I've been working on my contribution to the upcoming book Crafty Planet Goes Green. In it I have a project for a Virtuous Baby Quilt. I recently sent my updated bio and artist statement, plus answers to the editor's questions, for a possible artist bio section in the book. I thought it would make a nice way to get acquainted/reacquainted with any of you infrequent visitors to this here blog.

"Sarah O. Green has been honing her craft for 30 years. She was taught by her mother to sew clothes with a sewing machine at age 10 and started creating her own wardrobe at age 12 when she stole her dad’s t-shirts to make a mini-dress.

"As an art major in college Sarah began to see the expressive potential of home furnishings, though her professors thought she should stick to painting and photography. In 2006 she founded Mountain Ash Design, under which she sustainably creates a variety of one-of-a-kind wearable and functional art objects.

"Since her adolescence Sarah has secretly harbored a desire to be a fashion designer. The enthusiastic response to her current line of retro-style aprons and apron-inspired wrap skirts has been encouraging. When composing her work, Sarah tries to channel her Victorian grandmother, who was a master of many textile arts and made wonderful quilts from her store of diverse scraps.

Artist statement:
"I am inspired by quilters from the 19th and early 20th centuries who produced beautiful and dynamic work from the limited fabric choices they had. Like quilters of my grandmother’s generation who reused materials that were readily available to them, it is important to me to find and use beautiful quality materials that might otherwise be wasted.

"While I do use some new designer fabrics that I find particularly appealing, I try to use recycled materials as much as possible. I especially like to use woven cotton button-down shirts and older fabrics resurrected from the cast off fabric collections of others. I enjoy the nuances that the history and uniqueness of these fabrics add to my finished work.

"I strive for simplicity in composition; to marry fabrics in unexpected, humorous and beautifully harmonious ways, with attention to colors and associations evoked by prints. The fabrics I use often depict scenes or characters that take the viewer to another time and place.

"I enjoy including an obviously recycled decorative element in my work when I can. I want people to experience the realization, 'Hey, this used to be a shirt!'"

This is honestly the best picture I have of the project I sent to Crafty Planet. I sent my finished quilt for the publishers to photograph and take to publicity events, without photographing the finished piece. What was I thinking? Well, I am getting the quilt back, so I'll have a chance eventually, and I hope to have access to the pics they take of it for the book. This picture is of the components of the quilt: four button-down shirts I got at local thrift stores, a pair of vintage gingham shorts and a vintage dish towel. At least two shirt pockets ended up on the front of the quilt.

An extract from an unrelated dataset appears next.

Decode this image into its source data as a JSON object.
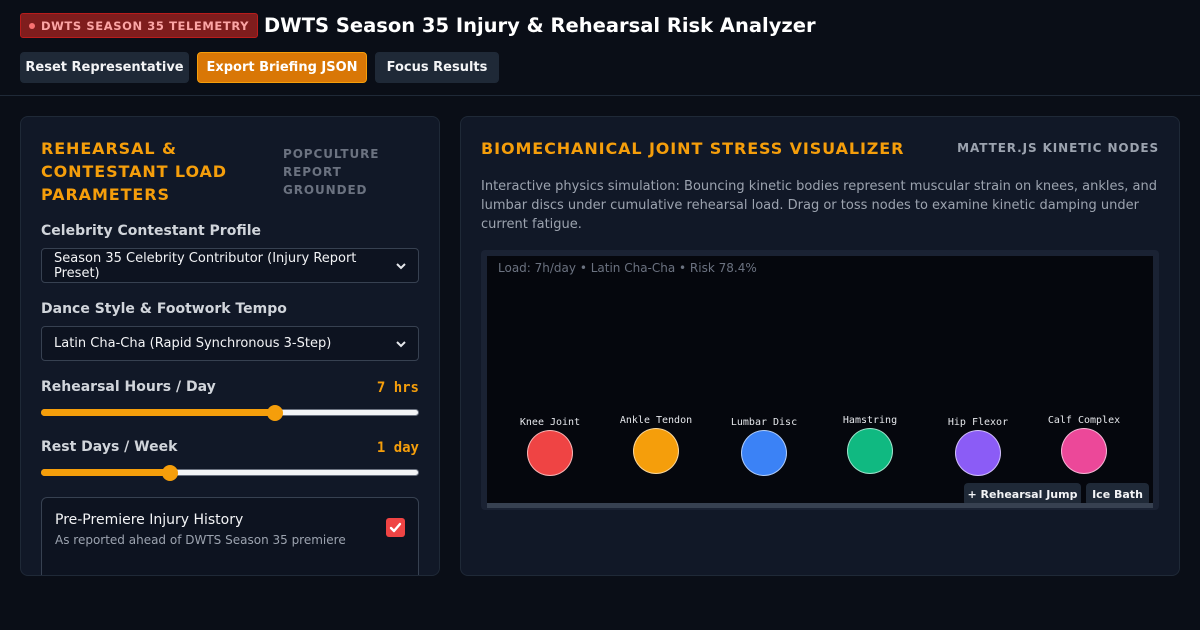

Now, for your viewing pleasure, back to skirts...
(feel free to click on any picture to get a closer look at the details, or get a really good look at the prints towards the end of this post.)

Q & A time with Crafty Planet Goes Green:

When did you decide to “Go Green”? Why?
"I come from a long line of frugal Yankees who I believe inspired my tendency to make creative and resourceful use of whatever materials happen to be available. My parents have been environmental activists since the 1960s so I’ve had a conscious awareness of “green issues” my whole life. There are so many useful textiles languishing around out there that can be given new life and kept out of the waste stream."

What is the best / most satisfying thing about working with recycled materials?
"I have always been intrigued by the mysterious history that a pre-loved bit of textile has, whether it’s a garment or a piece of vintage yardage. Just the look of vintage prints evokes certain associations that are fun to play with."

What has been your favorite project design or material to work with? Why?
"I love to make quilts and aprons because I have a lot of freedom in terms of the unusual fabric combinations I can get away with. "